The battle for the smartphone market in China is heating up as Apple’s iPhone 15 series witnesses significant markdowns ahead of the renowned Double 11 online shopping festival. These discounts underscore the fierce competition Apple faces, particularly from the popular Huawei Technologies’ Mate 60 Pro 5G handset.
Launched with much fanfare, the iPhone 15 and its sibling, the iPhone 15 Plus, have recently been spotted with steep price reductions on China’s major e-commerce platforms. On Alibaba Group Holding’s Taobao platform, the iPhone 15 and 15 Plus are available for roughly 800 yuan (US$109) and 900 yuan less than their official listing prices. Meanwhile, on PDD Holdings’ Pinduoduo, an inspection revealed the basic 128GB iPhone 15 being marketed at 5,198 yuan, a discount of 801 yuan off its standard retail price.
While Apple is renowned for maintaining stringent control over its product pricing, neither Apple nor the aforementioned e-commerce giants have offered any comments regarding these discounts.
The backdrop for these price reductions is the forthcoming Double 11 Global Sales Festival, celebrated on November 11th annually. This event, also known as Singles’ Day, sees China’s e-commerce behemoths vying for consumers’ attention with competitive pricing, especially as the country grapples with economic challenges. As part of the build-up, Alibaba’s Taobao and Tmall Group have announced the commencement of Singles’ Day presales on October 24th evening. The anticipation surrounding this event is immense, with Alibaba projecting the participation of nearly a billion consumers.

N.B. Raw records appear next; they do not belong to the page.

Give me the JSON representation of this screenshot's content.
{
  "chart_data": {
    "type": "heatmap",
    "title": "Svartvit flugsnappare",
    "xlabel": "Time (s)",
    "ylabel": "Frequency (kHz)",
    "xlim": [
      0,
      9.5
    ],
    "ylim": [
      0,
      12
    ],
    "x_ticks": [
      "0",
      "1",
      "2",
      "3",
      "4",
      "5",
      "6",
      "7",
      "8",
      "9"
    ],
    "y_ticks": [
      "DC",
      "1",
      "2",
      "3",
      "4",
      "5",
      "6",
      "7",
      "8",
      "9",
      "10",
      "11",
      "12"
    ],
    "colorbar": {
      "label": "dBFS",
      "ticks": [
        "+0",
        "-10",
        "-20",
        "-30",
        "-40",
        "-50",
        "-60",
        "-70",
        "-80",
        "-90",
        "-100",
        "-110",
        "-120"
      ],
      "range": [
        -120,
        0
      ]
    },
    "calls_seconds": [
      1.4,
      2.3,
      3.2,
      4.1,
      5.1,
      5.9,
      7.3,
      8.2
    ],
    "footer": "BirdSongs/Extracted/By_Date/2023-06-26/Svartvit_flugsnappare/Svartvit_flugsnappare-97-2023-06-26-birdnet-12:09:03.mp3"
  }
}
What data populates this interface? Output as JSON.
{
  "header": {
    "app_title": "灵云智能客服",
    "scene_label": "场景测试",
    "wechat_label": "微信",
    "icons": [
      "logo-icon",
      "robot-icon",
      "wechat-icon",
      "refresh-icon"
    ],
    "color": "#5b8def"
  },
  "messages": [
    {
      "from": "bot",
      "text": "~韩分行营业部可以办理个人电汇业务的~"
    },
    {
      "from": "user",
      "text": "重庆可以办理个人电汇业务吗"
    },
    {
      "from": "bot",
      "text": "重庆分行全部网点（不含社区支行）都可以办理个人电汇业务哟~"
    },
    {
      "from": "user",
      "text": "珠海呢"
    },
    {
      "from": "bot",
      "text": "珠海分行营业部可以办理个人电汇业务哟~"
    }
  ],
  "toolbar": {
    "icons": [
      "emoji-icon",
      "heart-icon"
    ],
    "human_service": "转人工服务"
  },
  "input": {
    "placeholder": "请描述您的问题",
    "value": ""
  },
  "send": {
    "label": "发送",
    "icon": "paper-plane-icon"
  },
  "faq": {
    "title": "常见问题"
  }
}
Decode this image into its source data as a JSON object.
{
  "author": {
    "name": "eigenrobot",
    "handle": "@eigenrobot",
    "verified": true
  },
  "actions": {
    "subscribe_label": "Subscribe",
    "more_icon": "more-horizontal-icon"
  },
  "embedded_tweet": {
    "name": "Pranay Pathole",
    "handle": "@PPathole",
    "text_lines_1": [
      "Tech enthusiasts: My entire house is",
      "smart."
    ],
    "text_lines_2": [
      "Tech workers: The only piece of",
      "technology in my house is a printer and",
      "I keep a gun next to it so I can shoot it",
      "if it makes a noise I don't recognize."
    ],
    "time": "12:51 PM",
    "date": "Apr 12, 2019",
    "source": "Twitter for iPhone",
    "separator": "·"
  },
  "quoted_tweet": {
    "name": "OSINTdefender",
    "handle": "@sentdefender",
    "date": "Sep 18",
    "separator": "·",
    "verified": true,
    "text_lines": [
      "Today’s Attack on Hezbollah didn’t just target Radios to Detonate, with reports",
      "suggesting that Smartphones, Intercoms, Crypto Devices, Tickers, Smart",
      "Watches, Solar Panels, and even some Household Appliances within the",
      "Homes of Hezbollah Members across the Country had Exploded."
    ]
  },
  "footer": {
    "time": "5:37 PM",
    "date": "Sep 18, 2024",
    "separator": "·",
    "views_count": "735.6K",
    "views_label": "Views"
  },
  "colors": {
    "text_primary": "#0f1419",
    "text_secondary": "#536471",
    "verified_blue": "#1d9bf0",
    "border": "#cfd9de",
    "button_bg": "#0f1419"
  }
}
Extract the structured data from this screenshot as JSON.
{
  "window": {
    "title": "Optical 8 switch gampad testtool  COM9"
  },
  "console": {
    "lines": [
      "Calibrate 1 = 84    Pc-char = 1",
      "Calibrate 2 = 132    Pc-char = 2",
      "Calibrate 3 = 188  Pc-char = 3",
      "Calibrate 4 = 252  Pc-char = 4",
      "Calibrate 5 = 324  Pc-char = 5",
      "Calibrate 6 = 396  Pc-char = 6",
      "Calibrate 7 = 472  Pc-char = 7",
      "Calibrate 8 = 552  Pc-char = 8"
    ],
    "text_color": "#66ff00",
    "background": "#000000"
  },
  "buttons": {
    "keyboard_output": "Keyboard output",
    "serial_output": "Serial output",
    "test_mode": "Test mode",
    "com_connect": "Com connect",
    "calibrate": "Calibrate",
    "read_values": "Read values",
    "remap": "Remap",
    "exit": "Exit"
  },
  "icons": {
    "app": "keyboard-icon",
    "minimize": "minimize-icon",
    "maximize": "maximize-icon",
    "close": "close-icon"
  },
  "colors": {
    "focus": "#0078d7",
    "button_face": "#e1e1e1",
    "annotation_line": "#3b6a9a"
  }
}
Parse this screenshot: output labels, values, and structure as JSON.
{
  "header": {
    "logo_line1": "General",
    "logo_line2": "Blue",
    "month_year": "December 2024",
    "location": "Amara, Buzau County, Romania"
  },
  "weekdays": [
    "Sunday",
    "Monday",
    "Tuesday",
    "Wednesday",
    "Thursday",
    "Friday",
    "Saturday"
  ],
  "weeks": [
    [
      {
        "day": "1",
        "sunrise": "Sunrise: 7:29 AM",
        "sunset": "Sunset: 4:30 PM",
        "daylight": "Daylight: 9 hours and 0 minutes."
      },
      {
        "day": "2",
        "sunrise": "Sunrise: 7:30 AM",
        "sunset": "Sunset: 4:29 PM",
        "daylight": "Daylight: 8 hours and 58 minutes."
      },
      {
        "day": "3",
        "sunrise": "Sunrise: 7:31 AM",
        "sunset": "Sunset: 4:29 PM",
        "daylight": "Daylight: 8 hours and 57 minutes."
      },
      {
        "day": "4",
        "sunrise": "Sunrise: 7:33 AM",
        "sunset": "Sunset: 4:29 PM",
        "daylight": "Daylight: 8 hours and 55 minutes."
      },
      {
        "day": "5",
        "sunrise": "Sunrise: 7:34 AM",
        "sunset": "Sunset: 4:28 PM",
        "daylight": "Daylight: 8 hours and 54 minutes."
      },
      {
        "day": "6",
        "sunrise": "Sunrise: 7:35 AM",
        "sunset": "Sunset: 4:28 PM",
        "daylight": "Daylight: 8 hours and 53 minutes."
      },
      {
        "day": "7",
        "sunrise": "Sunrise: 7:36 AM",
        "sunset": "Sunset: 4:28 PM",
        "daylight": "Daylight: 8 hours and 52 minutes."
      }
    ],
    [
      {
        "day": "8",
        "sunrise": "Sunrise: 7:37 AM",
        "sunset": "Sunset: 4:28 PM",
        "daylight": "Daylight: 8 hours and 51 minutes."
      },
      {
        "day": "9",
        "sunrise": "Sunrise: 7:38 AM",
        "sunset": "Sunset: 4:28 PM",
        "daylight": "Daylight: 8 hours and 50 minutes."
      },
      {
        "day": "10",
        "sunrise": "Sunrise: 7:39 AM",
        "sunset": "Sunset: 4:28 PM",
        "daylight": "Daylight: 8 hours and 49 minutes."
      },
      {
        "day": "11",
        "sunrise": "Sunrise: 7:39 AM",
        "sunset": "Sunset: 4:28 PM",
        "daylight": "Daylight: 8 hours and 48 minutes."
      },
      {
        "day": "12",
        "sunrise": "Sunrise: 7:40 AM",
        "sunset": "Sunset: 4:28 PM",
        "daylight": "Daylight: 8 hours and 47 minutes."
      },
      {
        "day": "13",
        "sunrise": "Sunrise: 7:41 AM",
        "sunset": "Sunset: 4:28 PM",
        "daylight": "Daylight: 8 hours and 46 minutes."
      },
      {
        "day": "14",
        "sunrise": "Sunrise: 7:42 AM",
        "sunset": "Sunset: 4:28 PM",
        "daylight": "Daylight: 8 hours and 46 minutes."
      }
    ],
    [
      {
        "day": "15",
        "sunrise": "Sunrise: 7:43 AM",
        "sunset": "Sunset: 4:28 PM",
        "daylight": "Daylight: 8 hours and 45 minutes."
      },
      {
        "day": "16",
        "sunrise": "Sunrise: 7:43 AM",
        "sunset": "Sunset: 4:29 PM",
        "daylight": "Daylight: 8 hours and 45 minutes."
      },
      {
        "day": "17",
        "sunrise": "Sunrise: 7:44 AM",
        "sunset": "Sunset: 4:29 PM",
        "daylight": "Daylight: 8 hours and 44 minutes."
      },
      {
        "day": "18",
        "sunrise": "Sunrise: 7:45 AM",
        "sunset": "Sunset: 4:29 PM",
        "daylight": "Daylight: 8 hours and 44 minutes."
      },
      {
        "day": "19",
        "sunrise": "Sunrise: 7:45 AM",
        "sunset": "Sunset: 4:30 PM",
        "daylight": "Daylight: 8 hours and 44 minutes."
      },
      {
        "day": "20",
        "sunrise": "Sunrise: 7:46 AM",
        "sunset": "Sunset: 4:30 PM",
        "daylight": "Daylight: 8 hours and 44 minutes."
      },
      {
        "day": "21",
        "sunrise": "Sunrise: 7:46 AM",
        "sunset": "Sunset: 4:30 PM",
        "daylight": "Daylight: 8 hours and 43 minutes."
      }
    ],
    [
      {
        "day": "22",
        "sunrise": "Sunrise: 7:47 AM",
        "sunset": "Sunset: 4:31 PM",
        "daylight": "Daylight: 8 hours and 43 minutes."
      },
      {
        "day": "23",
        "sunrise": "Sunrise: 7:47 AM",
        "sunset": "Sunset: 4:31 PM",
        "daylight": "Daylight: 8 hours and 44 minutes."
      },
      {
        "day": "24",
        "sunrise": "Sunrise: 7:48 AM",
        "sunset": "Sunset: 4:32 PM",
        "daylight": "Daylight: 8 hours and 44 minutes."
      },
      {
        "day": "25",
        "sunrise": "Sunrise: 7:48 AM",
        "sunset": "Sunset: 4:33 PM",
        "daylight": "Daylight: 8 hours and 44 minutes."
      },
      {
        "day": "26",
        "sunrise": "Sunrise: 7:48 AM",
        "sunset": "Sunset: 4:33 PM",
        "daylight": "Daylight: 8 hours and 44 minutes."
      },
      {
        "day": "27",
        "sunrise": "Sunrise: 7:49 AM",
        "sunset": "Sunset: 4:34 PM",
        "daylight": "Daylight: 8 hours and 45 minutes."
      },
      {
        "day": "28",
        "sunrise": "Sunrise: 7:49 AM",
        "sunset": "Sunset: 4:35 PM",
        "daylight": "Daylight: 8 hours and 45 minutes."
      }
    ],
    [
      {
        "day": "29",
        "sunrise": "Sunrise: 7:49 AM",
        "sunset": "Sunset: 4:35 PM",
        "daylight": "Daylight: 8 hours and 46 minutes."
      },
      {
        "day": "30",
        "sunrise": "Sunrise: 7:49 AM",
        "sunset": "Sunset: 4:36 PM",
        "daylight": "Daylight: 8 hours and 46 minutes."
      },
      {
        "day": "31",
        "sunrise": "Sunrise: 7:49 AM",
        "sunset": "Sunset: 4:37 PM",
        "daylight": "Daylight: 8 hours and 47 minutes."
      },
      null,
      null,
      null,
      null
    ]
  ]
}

Market analyses have pointed towards a somewhat lukewarm reception for the iPhone 15 series in China when compared to its predecessor. Data from market consultancy firm Counterpoint Research reveals that the iPhone 15’s initial 17-day sales in China trailed the iPhone 14’s numbers by 4.5%. Counterpoint analyst Mengmeng Zhang interprets this downturn as a symptom of a larger trend – a widespread dip in consumer expenditure.
Apple’s challenges in the Chinese market don’t end there. The tech giant from Cupertino, California, is grappling with the impressive might of Huawei. The latter’s recent release, the Mate 60 Pro, featuring an impressive domestic chip – despite US trade restrictions – has garnered significant attention. Analysts have noted a sharp decrease in the iPhone 15’s sales compared to the iPhone 14. Meanwhile, Huawei’s Mate 60 series has witnessed robust sales, shipping over 1.6 million units within the initial six-week sales period.
Fuelled by the success of the Mate 60 series, Huawei has revised its sales projections for the latter half of 2023, anticipating a 20% surge, which would culminate in an annual sales figure of 40 million smartphones.